BUFFALO, N.Y. (WIVB) – As the nation paused Monday to remember Dr. Martin Luther King, Jr. and the strides he made in civil rights, one Western New York program used the day to help give hope to young people facing difficult odds.
Catholic Charities called it a “Day of Mentoring,” used to help young people pursue their dreams. It was his dream of equality and Dr. Martin Luther King Jr.’s actions to follow through on that dream that caused a nation to search its own soul and strive to become a better country.
University at Buffalo Bulls wide receiver Fred Lee said, “You have to move forward. A bad trauma situation is only trauma if you allow it to be.”
Lee mentors young people overcoming adversity in their own lives, children like Faith Miskell, who grew up on an uneven playing field, in and out of foster homes and detention centers.
“I’ve seen people been robbed. I’ve seen people do drugs. I’ve done drugs obviously. I’ve seen somebody whose been raped, which obviously wasn’t the best,” Miskell said.
Angelica, another Jumpstart program participant, said, “I got arrested for breaking and entering, and it was supposed to be a felony, but they dropped it down to a misdemeanor.”

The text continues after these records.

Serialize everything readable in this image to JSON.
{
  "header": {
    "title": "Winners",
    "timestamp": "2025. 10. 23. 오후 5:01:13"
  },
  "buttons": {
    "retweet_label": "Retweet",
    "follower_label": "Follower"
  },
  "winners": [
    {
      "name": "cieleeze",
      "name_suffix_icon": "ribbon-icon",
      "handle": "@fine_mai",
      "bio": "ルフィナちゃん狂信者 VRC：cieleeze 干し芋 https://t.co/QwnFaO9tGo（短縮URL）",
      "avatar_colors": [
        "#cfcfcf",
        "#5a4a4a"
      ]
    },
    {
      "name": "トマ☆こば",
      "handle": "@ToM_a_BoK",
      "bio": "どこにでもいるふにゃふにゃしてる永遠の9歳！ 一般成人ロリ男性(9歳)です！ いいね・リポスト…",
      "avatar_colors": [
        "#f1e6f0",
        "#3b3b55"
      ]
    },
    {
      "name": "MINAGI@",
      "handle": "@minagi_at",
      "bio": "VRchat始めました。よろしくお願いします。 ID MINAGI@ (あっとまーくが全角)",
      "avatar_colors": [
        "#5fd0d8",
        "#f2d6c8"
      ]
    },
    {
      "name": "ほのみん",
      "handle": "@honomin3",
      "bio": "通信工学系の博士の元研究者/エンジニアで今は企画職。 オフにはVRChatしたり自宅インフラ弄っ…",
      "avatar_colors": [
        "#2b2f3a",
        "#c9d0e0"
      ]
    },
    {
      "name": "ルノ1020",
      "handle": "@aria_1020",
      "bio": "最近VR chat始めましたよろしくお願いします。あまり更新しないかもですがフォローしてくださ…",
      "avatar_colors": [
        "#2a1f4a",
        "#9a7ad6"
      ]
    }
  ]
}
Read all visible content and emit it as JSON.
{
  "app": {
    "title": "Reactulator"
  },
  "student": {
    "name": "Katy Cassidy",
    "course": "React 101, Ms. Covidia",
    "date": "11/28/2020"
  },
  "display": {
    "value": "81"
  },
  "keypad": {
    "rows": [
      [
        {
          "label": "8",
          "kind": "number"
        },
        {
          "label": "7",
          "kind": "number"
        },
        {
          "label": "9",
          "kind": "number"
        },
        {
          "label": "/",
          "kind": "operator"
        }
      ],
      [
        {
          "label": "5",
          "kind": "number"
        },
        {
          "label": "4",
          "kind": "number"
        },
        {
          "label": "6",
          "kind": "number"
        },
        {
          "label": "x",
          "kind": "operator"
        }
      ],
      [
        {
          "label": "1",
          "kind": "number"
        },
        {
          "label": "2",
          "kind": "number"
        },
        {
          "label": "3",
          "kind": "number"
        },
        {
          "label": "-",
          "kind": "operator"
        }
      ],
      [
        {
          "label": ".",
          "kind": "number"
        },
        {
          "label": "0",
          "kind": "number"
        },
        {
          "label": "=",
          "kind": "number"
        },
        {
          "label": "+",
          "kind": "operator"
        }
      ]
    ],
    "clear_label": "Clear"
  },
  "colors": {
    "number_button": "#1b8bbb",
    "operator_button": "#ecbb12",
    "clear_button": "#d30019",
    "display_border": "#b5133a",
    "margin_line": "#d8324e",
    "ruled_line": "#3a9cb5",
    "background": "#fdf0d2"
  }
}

Both of these young people are part of an outreach program by Catholic Charities. Federal grants have provided them with mentors like Lee, who overcame his share of football injuries and, at an earlier age, learned something about anger management. Now he must try and reach these children on a deep level and help them turn around their lives.
“Dig deep and make them believe in themselves. Self perseverance is the key, and to not quit, not to give up, not to buy into what the world says. Not to be a quitter,” Lee said.
Dr. King helped turn around a nation. Lee is working on one citizen at a time, and some now say they want to even make a difference in the lives of others.
Angelica said, “I want to be a police officer, because they help people get through things.”
Miskell said, “Eventually I want to get into the FBI, but that’s a long way away.”
Darrell Slisz, who directs the program for Catholic Charities, said the greatest challenge is to convince students that what that see on the streets, does not have to be the way they live their lives.